Alex Wilkinson of W Technology, 1 Chamberlain Place, Kidlington, Oxford, UK, became very interested in the eC-test-mate after seeing it demonstrated on the Eurocircuits stand at a recent trade show. W Technology develops and designs circuits, PCBs and firmware for a wide variety of products and product areas. Following on from the design phase, the prototyping and production stages which W Technology can also take care of usually require some degree of testing. As a result they are always looking for smart ways to speed up and automate testing while reducing the amount of manual intervention. The eC-test-mate looked particularly ideal for a product W Technology builds for John Wainwright Systems – an access control specialist. The board in question has an RS485 interface which could easily be used as a test interface into the board, and lots of relay controlled outputs, all of which need to be tested. It also has numerous inputs and outputs for inter-system connections, entry card readers, door sensors etc. For this board to be delivered to the client and meet W Technology”s high standards, all of these interfaces need to be tested.
That”s where the eC-test-mate looks ideal. On the surface, it looks like it can provide multiple automated test functions and measurements and take out the majority of the manual testing currently required. The fact that it runs a scripted test process means it should be easily adaptable to any future changes made to the board design or functionality, which is inevitable.
So W Technology took delivery of an eC-test-mate system complete with the Eurocircuits eC-test-mate Demo Board.
The PC software is freely available from www.eurocircuits.com/test. Version 220.127.116.11 was available at the time of writing. Installing the software is easy and only takes a matter of seconds. The demo board test scripts are available from the same location and come in a .zip format. The first thing you naturally do with a .zip file is to open it up and extract all the files, but in fact this is not necessary as the eC-test-mate software works with the zip file itself, saving you having to open it and create a folder for all the files it contains.
Open the eC-test-mate program and click the large blue “PCB manager button”. Then click the “Import” icon at the bottom left of the screen:
Make sure the required test head is plugged in to the PC (In this case, test head 1, green), click on the newly imported board and then the green tick at the bottom, “Activate”.
Once activated, you click on the “Test” heading at the top of the screen and you are ready to go. The demo board and scripts show a good selection of tests that can be performed:
- Power supply to the board and testing for over-current conditions.
- Reading analogue inputs, setting analogue output voltages.
- Setting up on-board potentiometers to be within a certain range or allowing the operator to set them to a particular value and recording that value.
- Setting outputs and requesting operator confirmation of the changed state.
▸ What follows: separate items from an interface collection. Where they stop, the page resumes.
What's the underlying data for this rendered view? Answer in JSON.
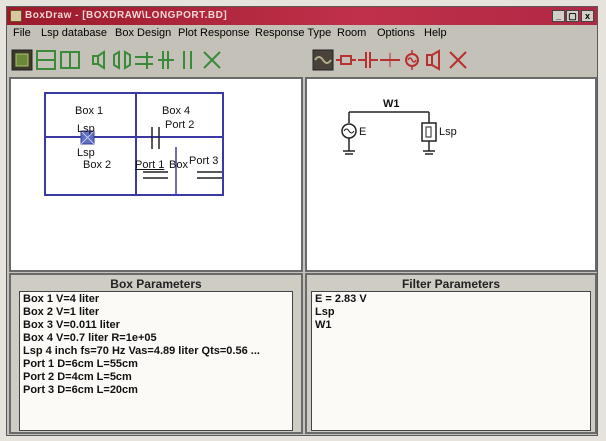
{
  "window": {
    "title": "BoxDraw - [BOXDRAW\\LONGPORT.BD]",
    "buttons": [
      "_",
      "▢",
      "x"
    ]
  },
  "menu": [
    "File",
    "Lsp database",
    "Box Design",
    "Plot Response",
    "Response Type",
    "Room",
    "Options",
    "Help"
  ],
  "box_diagram": {
    "box1": "Box 1",
    "box4": "Box 4",
    "port2": "Port 2",
    "lsp_top": "Lsp",
    "lsp_bottom": "Lsp",
    "box2": "Box 2",
    "port1": "Port 1",
    "box3": "Box",
    "port3": "Port 3"
  },
  "circuit": {
    "w1": "W1",
    "source": "E",
    "lsp": "Lsp"
  },
  "box_parameters": {
    "title": "Box Parameters",
    "rows": [
      "Box 1  V=4 liter",
      "Box 2  V=1 liter",
      "Box 3  V=0.011 liter",
      "Box 4  V=0.7 liter R=1e+05",
      "Lsp  4 inch fs=70 Hz  Vas=4.89 liter  Qts=0.56 ...",
      "Port 1   D=6cm L=55cm",
      "Port 2   D=4cm L=5cm",
      "Port 3   D=6cm L=20cm"
    ]
  },
  "filter_parameters": {
    "title": "Filter Parameters",
    "rows": [
      "E = 2.83 V",
      "Lsp",
      "W1"
    ]
  },
  "colors": {
    "titlebar": "#b02844",
    "box_outline": "#3a3aa0",
    "lsp_marker": "#6070c0",
    "toolbar_green": "#3a8a3a",
    "toolbar_red": "#b83030"
  }
}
- Reading switch inputs and automatically moving on once activated.
- Sending and receiving RS232 commands.
At the end of the test the screen briefly flashes red or green, as does the test head, to show the overall result. Failure in any one section of course results in an overall fail result. Helpfully, if it failed in one section and you go to test again, you have the option of retesting just that section which saves time by not going through the complete test process again.
Click on the “Edit & Debug” heading at the top of the screen and you have access to the test program scripts. These are a bit like a simplified version of C. Unusually you can”t actually type the text of the program script, instead you select the required command from the box to the right and fill in the appropriate parameters. A benefit if this is that you avoid introducing syntax errors that are otherwise quite easy to make, particularly with an unfamiliar language.
The test heads themselves look to be pretty robust – the test pins are shrouded in a spring loaded plastic cover to hide them when not connected to the target PCB. Only the steel location pins poke through initially allowing for location onto the PCB before pressing down and making all the connections.
They all have a USB connection so they can plug directly into the PC if the power requirements are low. For a board where you only need one test head this can leave you with less stuff on your desk. Otherwise you connect them through the base station which provides extra power – well above what USB can normally provide. The base station acting as a USB hub and power injector to the test heads. Also included in the base station are some little passive test boards – one for each head – which allow for quick verification that each head is functioning correctly. There are built in test routines to use these within the PC application.
While these can be removed from the base station, it”s quite convenient to use them in the base station as they hold the test head in place.
The intended way to use the test heads is for the land pattern to be designed onto the target PCB itself, therefore not requiring the traditional “bed of nails”. In some cases this may not be possible though due to space requirements, or perhaps where you need additional external circuitry to be able to test a system. In this case you could design the footprint for the test head into the board containing the external circuitry, and for example, use the I2C interface on test head 2 to drive an I/O expander chip to allow an almost limitless number of inputs and outputs to be multiplexed into the eC-test-mate system, and still all be tested and controlled from scripts within the PC software.
All in all it looks like a pretty versatile system. W Technology sees it being more than capable of testing the board originally identified as being a good contender for its application, and they look forward to incorporating its use into other product lines in the future.
W Technology, www.wtechnology.co.uk and contact via email@example.com